You are here

Bentley University Takes Second Place at the National College Fed Challenge

Hands-On Learning

Bentley University Takes Second Place at the National College Fed Challenge


Leadership, News

The Bentley team came in second place to Northwestern University during the ninth annual national finals of the College Fed Challenge, a competition for undergraduate students that challenges them to analyze economic and financial conditions and formulate a monetary policy recommendation. The final competition was held in Washington, D.C. at the Board of Governors of the Federal Reserve today, the same room where the Federal Open Market Committee meets to deliberate actual monetary policy.

Bentley’s team advanced to the finals after winning the regional competition where they faced 18  schools including Harvard, Dartmouth and Middlebury. Team members include Alfonso Martinez ‘13, Denise Klop (Tilburg University), Spencer Tirella ’13, Erik Larsson ’13, Guillermo Fernandez ’13, Brian Rogers ’14, Josh Kulak ’13, Dan Battista ’13, Cody Normyle ’13 and Thomas Moore ‘13. Bentley Economics Professors Aaron Jackson and Dave Gulley are the team advisors and led the students through practice and rehearsals leading up to the national competition.

During the finals, each team gave 15-minute presentations and then faced tough questions from a panel of judges including Fed Governor Elizabeth Duke, Federal Reserve Bank of New York Executive Vice President of Communications Krishna Guha, and Robert Barsky, a senior economist at the Federal Reserve Bank of Chicago.

Sponsored by the Federal Reserve, the College Fed Challenge encourages students to learn about the U.S. economy, monetary policymaking, and the role of the Federal Reserve System in the economy. To prepare for the finals, the Bentley team monitored economic conditions in the United States, paying particular attention to all events surrounding the upcoming fiscal cliff.



Hands-On Learning
March 31, 2017

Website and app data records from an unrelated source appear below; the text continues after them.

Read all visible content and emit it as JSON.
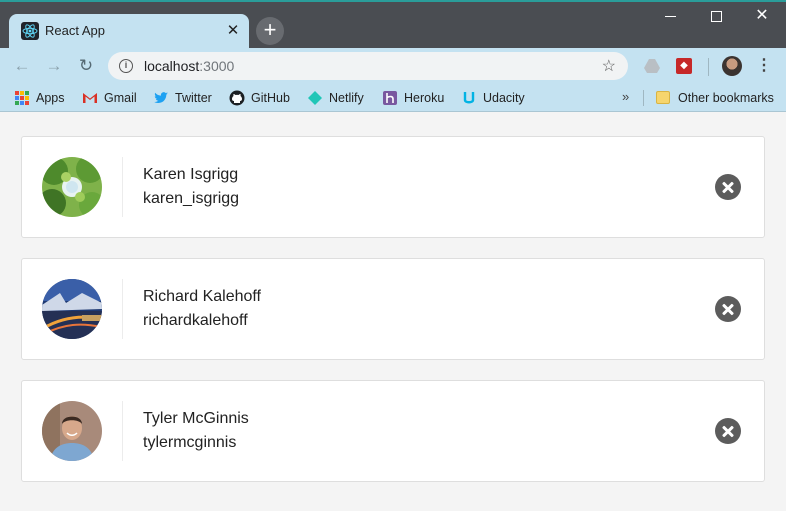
{
  "browser": {
    "tab": {
      "title": "React App",
      "favicon": "react-icon"
    },
    "new_tab_label": "+",
    "address": {
      "host": "localhost",
      "port": ":3000"
    },
    "bookmarks": [
      {
        "label": "Apps",
        "icon": "apps-grid-icon"
      },
      {
        "label": "Gmail",
        "icon": "gmail-icon"
      },
      {
        "label": "Twitter",
        "icon": "twitter-icon"
      },
      {
        "label": "GitHub",
        "icon": "github-icon"
      },
      {
        "label": "Netlify",
        "icon": "netlify-icon"
      },
      {
        "label": "Heroku",
        "icon": "heroku-icon"
      },
      {
        "label": "Udacity",
        "icon": "udacity-icon"
      }
    ],
    "overflow_label": "»",
    "other_bookmarks": "Other bookmarks"
  },
  "contacts": [
    {
      "name": "Karen Isgrigg",
      "handle": "karen_isgrigg",
      "avatar": "trees-photo"
    },
    {
      "name": "Richard Kalehoff",
      "handle": "richardkalehoff",
      "avatar": "city-bridge-photo"
    },
    {
      "name": "Tyler McGinnis",
      "handle": "tylermcginnis",
      "avatar": "portrait-photo"
    }
  ],
  "colors": {
    "titlebar": "#4a4d52",
    "toolbar": "#c4e2f1",
    "page_background": "#f4f4f4",
    "remove_button": "#5c5c5c"
  }
}
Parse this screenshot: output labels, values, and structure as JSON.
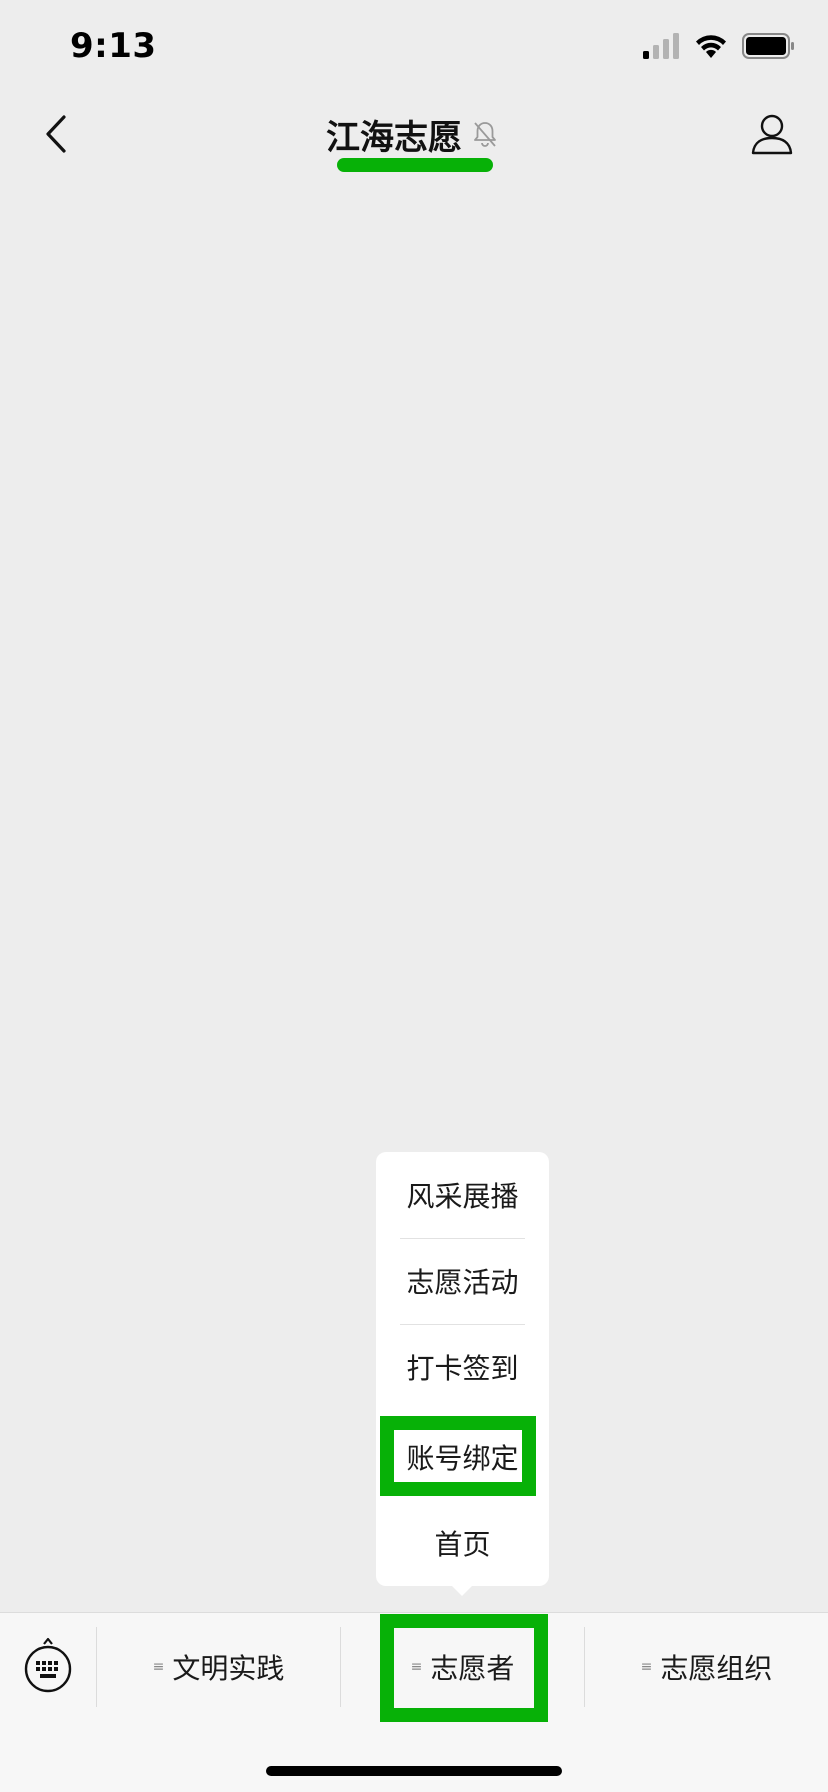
{
  "status_bar": {
    "time": "9:13",
    "icons": [
      "cellular-signal-icon",
      "wifi-icon",
      "battery-icon"
    ]
  },
  "nav": {
    "title": "江海志愿",
    "icons": [
      "back-chevron-icon",
      "mute-bell-icon",
      "profile-icon"
    ]
  },
  "popup_menu": {
    "items": [
      {
        "label": "风采展播"
      },
      {
        "label": "志愿活动"
      },
      {
        "label": "打卡签到"
      },
      {
        "label": "账号绑定"
      },
      {
        "label": "首页"
      }
    ],
    "highlighted_item": "账号绑定"
  },
  "bottom_menu": {
    "keyboard_icon": "keyboard-icon",
    "submenu_glyph": "≡",
    "tabs": [
      {
        "label": "文明实践"
      },
      {
        "label": "志愿者"
      },
      {
        "label": "志愿组织"
      }
    ],
    "highlighted_tab": "志愿者"
  },
  "colors": {
    "background": "#EDEDED",
    "highlight": "#07B107",
    "bottom_bar": "#F7F7F7",
    "popup": "#FFFFFF"
  }
}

The Yawkey Foundations have recognized Bentley University’s longstanding commitment to service-learning and awarded the university $500,000 to educate students to effectively lead nonprofit organizations and expand student efforts to help community groups.